Residual Income is income that keeps coming in month after month, year after year, from work you do just once. An example of this is income received from stocks or government bonds.
It keeps coming and you don't have to work for the government. Another example is a royalty paid over the rights of an invention or a song. You keep receiving income for that song and you don't have to keep singing every time to collect. The best way to build your financial freedom is by securing residual income from many sources.
Now, to clarify, not all residual income is passive income. In fact, most residual income has some "residuality." Don't try looking that word up in the dictionary - it is my own creation. The residuality of an income source refers to the extent that you have to put effort into establishing a cash flow. Some forms of residual income are labor intensive in the beginning, some in the middle and some at the end. I do not believe in completely passive residual income - you should always have control and take charge of all of your income sources.
Regardless of the residuality of the income you choose, the benefits of residual income are excellent:
- Control your own income
- Creating security
- Being able to set your own priorities
- Great tax advantages
Remember that I said it was important to diversify. First, you need to develop three sources of residual income. This will provide you with a variety of ways to feed your asset base. What exactly is an asset? For the purposes of this book, an asset is something that has positive cash flow and goes up in value over time.
Then make sure your residual income equals three times your original linear income. Yes, three times. This will provide you with a cushion.

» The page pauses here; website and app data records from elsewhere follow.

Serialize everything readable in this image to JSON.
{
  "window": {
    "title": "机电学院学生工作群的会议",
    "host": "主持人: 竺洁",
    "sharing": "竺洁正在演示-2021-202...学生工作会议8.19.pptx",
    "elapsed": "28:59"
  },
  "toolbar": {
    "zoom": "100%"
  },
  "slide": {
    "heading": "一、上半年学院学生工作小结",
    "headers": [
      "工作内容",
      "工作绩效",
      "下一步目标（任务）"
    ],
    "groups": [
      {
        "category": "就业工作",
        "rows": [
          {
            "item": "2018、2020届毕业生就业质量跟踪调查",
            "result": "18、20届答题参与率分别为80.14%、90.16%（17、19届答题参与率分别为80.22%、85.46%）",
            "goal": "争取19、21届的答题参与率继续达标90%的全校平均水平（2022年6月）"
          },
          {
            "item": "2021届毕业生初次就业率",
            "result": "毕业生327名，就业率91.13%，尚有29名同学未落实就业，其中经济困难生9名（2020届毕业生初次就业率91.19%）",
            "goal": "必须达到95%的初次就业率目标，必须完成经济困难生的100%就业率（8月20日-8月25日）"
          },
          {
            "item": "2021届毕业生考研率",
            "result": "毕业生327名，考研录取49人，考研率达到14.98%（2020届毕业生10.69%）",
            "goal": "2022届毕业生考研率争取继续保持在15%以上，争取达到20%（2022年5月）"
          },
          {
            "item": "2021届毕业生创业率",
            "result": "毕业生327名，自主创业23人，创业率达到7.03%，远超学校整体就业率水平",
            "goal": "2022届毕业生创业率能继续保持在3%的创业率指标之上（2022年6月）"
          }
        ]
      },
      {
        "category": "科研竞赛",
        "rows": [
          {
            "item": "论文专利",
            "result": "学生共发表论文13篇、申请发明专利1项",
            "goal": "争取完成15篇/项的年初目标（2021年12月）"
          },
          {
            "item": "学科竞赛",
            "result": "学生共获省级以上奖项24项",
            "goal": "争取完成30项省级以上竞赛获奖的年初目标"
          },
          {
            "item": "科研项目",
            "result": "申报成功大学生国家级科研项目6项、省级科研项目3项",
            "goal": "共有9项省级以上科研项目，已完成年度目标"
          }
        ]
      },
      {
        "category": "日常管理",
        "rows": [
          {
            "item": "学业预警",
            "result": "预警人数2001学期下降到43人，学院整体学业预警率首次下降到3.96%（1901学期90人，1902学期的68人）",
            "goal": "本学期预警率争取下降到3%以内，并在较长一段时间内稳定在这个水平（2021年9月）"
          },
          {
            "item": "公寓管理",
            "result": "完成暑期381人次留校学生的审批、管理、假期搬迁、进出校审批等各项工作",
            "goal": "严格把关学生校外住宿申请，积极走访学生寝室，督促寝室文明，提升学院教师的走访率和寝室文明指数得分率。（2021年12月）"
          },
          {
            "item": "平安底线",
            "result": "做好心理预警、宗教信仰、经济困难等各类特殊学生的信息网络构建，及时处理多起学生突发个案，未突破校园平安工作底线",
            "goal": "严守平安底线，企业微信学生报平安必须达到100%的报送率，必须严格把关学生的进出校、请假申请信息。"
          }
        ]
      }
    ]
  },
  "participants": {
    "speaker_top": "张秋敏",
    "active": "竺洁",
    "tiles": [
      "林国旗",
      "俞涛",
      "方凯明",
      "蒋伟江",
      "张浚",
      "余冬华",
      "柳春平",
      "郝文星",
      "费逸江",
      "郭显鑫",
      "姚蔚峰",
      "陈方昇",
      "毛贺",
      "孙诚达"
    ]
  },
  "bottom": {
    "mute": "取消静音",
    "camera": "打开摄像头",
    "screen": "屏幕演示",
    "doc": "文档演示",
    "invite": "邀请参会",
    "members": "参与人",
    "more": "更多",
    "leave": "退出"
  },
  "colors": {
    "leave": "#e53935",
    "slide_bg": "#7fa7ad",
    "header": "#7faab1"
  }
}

The last part of the of the rule concerns taking transitional steps towards creating residual income. You are not going to be able to replace your linear income with residual income all at one time, so taking transitional steps will be necessary.
I suggest looking at your lowest necessary bill. Let's say it is your phone bill at an average of $50/month or $600 per year.
In order to earn residual income of $600/year, you might consider purchasing a $12,000 municipal bond earning 5%. How will you purchase this bond? By taking 10% of your gross income off the top and placing it into a "mini-asset category" until you can get the $12,000.
Once done, you will not have the payment per month and that money can then be put into your asset category as well. Stocks and bonds, as you can see, are very capital intensive, but over time, will be able to pay all your fixed expenses.
- Part 03: Getting Rid Of Expenses And Debt
- Part 04 Buying Discounted Mortgages
- Part 05 Buying Foreclosures
- Part 06 System for Picking Foreclosures
- Part 07 What You Can Expect on Your Investment
- Part 08 Tax Liens
- Part 09 Rental Income
- Part 10 Tax Implications
- Part 11 Online Real-Estate
- Part 12 Selling Your Home
- Part 13 Start Your Own Online Real Estate Company